In January 2022, almost nine million veterans were looking for full-time work according to Military Times. For those just finishing active duty, this is just one step of many in returning to the life they began to create before enlisting or being deployed. Veteran transition programs can assist with this, providing benefits to military service members and employers alike.
What is a veteran transition program?
Transitioning from military life to civilian life can be an adjustment. Veteran transition programs assist with this process, helping service members who are leaving active duty as they re-acclimate to home, family, work, and everything else that comes with living outside of a military environment.
How these programs help veterans
One of the most basic ways these programs help veterans is by offering guidance and support. They also educate the veteran about the programs that are available to them as they after returning from active duty.
For instance, if a veteran is struggling with depression or post-traumatic stress disorder (PTSD), the program could connect them with mental health resources. If the veteran needs housing, schooling, or job placement assistance, the program could help find resources for these needs as well.
Veteran transition programs aren’t just for the vets either. Many provide information, assistance, and resource connections for the veteran’s family members since having their loved one return from the military is a transition or adjustment for them as well.
Benefits to employers
When a service member has an easier time returning to civilian life, it shows up in their work. They aren’t as distracted by the struggles of reacclimating to society, enabling them to focus on their job functions.
If a service member has a hard time making the transition, it can also show up in their mental health. They may battle feelings of depression, anxiety, and more. These issues can cause them to call in sick more often and negatively affect their productivity.
Veteran transition program options
Veteran transition program options
Many different agencies offer transition assistance programs, sometimes referred to as TAPs. Among them are:
- Troops Into Transportation. Veterans interested in driving truck can work with Troops Into Transportation to earn their CDL. This program is approved for vets who qualify for the GI Bill and aims to get veterans hired before they even begin their CDL training.
- VA TAP. Offered through the U.S. Department of Veterans Affairs, this is a one-day online program that helps veterans learn how to navigate their benefits. It also informs the service member of other VA services and resources available for transitioning to civilian life. This includes community integration resources, mental health resources, and insurance and disability options.
Department of Labor TAP. This one-day program is offered through the Department of Labor and helps veterans explore career options and/or prepare for a career or general employment. In this TAP, vets gain access to information, tools, and training to help them take their desired career path. Depending on location, the veteran may also have access to one-on-one employee assistance.
DoD TAP. The Department of Defense offers its own TAP that provides training, services, and opportunities for service members transitioning out of active duty. This program begins no later than one year before the service member’s transition begins and starts with a personal self-assessment. Once complete, pre-separation counseling commences, as does a one-day employment brief. The service member can also take an additional two days of instruction to learn more about employment, education, and entrepreneurship opportunities.
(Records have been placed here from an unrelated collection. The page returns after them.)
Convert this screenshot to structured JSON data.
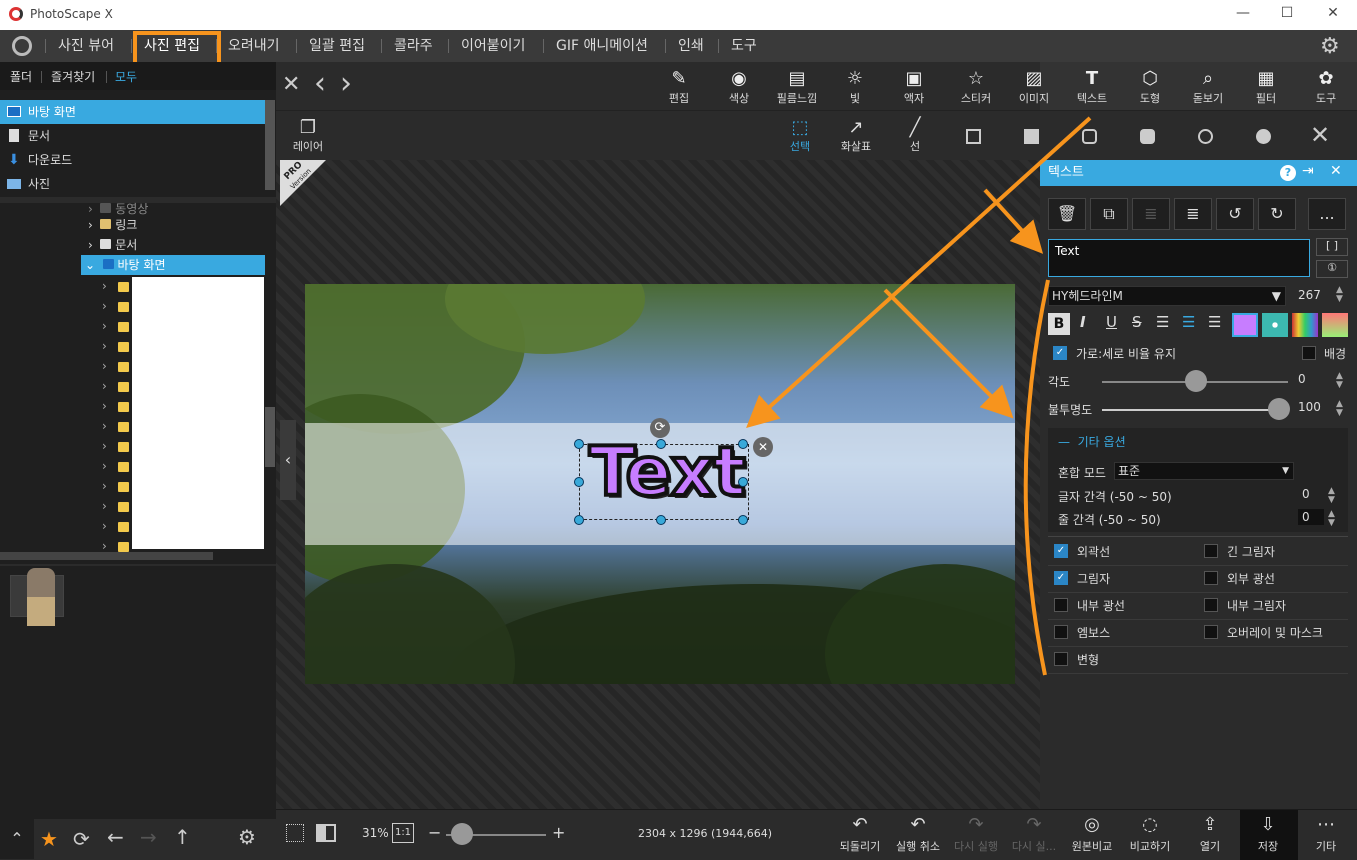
{
  "window": {
    "title": "PhotoScape X",
    "min": "—",
    "max": "☐",
    "close": "✕"
  },
  "menu": [
    "사진 뷰어",
    "사진 편집",
    "오려내기",
    "일괄 편집",
    "콜라주",
    "이어붙이기",
    "GIF 애니메이션",
    "인쇄",
    "도구"
  ],
  "left_tabs": [
    "폴더",
    "즐겨찾기",
    "모두"
  ],
  "favorites": [
    "바탕 화면",
    "문서",
    "다운로드",
    "사진"
  ],
  "tree": [
    "동영상",
    "링크",
    "문서",
    "바탕 화면"
  ],
  "nav": {
    "close": "✕",
    "prev": "‹",
    "next": "›"
  },
  "tools_main": [
    {
      "label": "편집",
      "icon": "edit-icon"
    },
    {
      "label": "색상",
      "icon": "color-icon"
    },
    {
      "label": "필름느낌",
      "icon": "film-icon"
    },
    {
      "label": "빛",
      "icon": "light-icon"
    },
    {
      "label": "액자",
      "icon": "frame-icon"
    },
    {
      "label": "스티커",
      "icon": "sticker-icon"
    },
    {
      "label": "이미지",
      "icon": "image-icon"
    },
    {
      "label": "텍스트",
      "icon": "text-icon"
    },
    {
      "label": "도형",
      "icon": "shape-icon"
    },
    {
      "label": "돋보기",
      "icon": "magnifier-icon"
    },
    {
      "label": "필터",
      "icon": "filter-icon"
    },
    {
      "label": "도구",
      "icon": "tools-icon"
    }
  ],
  "sub_tools": {
    "layer": "레이어",
    "select": "선택",
    "arrow": "화살표",
    "line": "선"
  },
  "pro_badge": {
    "top": "PRO",
    "bottom": "Version"
  },
  "canvas_text": "Text",
  "panel": {
    "title": "텍스트",
    "help": "?",
    "text_value": "Text",
    "font_name": "HY헤드라인M",
    "font_size": "267",
    "keep_ratio": "가로:세로 비율 유지",
    "background": "배경",
    "angle_label": "각도",
    "angle_value": "0",
    "opacity_label": "불투명도",
    "opacity_value": "100",
    "more_options": "기타 옵션",
    "blend_label": "혼합 모드",
    "blend_value": "표준",
    "char_spacing_label": "글자 간격 (-50 ~ 50)",
    "char_spacing_value": "0",
    "line_spacing_label": "줄 간격 (-50 ~ 50)",
    "line_spacing_value": "0",
    "more_btn": "...",
    "bracket_btn": "[ ]",
    "info_btn": "①"
  },
  "effects": [
    {
      "label": "외곽선",
      "checked": true
    },
    {
      "label": "긴 그림자",
      "checked": false
    },
    {
      "label": "그림자",
      "checked": true
    },
    {
      "label": "외부 광선",
      "checked": false
    },
    {
      "label": "내부 광선",
      "checked": false
    },
    {
      "label": "내부 그림자",
      "checked": false
    },
    {
      "label": "엠보스",
      "checked": false
    },
    {
      "label": "오버레이 및 마스크",
      "checked": false
    },
    {
      "label": "변형",
      "checked": false
    }
  ],
  "zoom": {
    "percent": "31%",
    "one_to_one": "1:1",
    "minus": "−",
    "plus": "+"
  },
  "image_info": "2304 x 1296 (1944,664)",
  "bottom_actions": [
    "되돌리기",
    "실행 취소",
    "다시 실행",
    "다시 실...",
    "원본비교",
    "비교하기",
    "열기",
    "저장",
    "기타"
  ],
  "colors": {
    "accent": "#39a9e0",
    "highlight": "#f7941d",
    "text_fill": "#c77dff"
  }
}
VFW Transition & Employment Services. The VFW (Veterans of Foreign Wars) provides several resources for veterans. This includes information related to veterans’ rights, business outreach, employment, and more. The VFW also provides an extra benefit for vets who are interested in working in the skilled trades. Its Veteran Employment Tools (VET) Program provides a custom Snap-on tool kit to 20 veterans interested in starting a career as an automotive technician.
USO Pathfinder Transition Program. The USO offers transition assistance that focuses on employment, education, financial readiness, mentorship, and increased access to benefits available to veterans in their communities. In this program, the service member works directly with transition specialists either in person or virtually to create a personalized transition plan.
The Catalyst Program. Veterans and spouses learn how to translate their experience from the military into the benefits they bring to companies. The Catalyst combines traditional in-class education, on-the-job shadowing, business training and intense networking to allow for a successful transition out of the military for Veterans and spouses.
How companies can assist with veteran transition
Companies can help employees who are returning from active duty by making sure they are aware of veteran program options. Giving veterans the contact information for each program (such as a website link or phone number) can make it easier for the vet to make the connection.
It can also be helpful to have a member of your human resources team who is knowledgeable about veteran issues, needs, and programs meet with the new veteran. A one-on-one approach lets the vet know that they are cared for by the company. It also gives them someone to reach out to if they have concerns or need additional help.
Scheduling regular sessions with the veteran to see how they are acclimating to civilian life can further strengthen the employer-employee bond. If the company offers insurance or wellness benefits that include mental health counseling, making them aware of this option also gives them a professional to turn to if they are struggling in certain areas.
At Centerline, we pride ourselves on helping veterans transition to the civilian workforce and finding them trucking jobs. We can help your company find qualified veterans to keep your company moving forward. Learn more and request drivers here.
About the AuthorVisit Website More Content by Christina DeBusk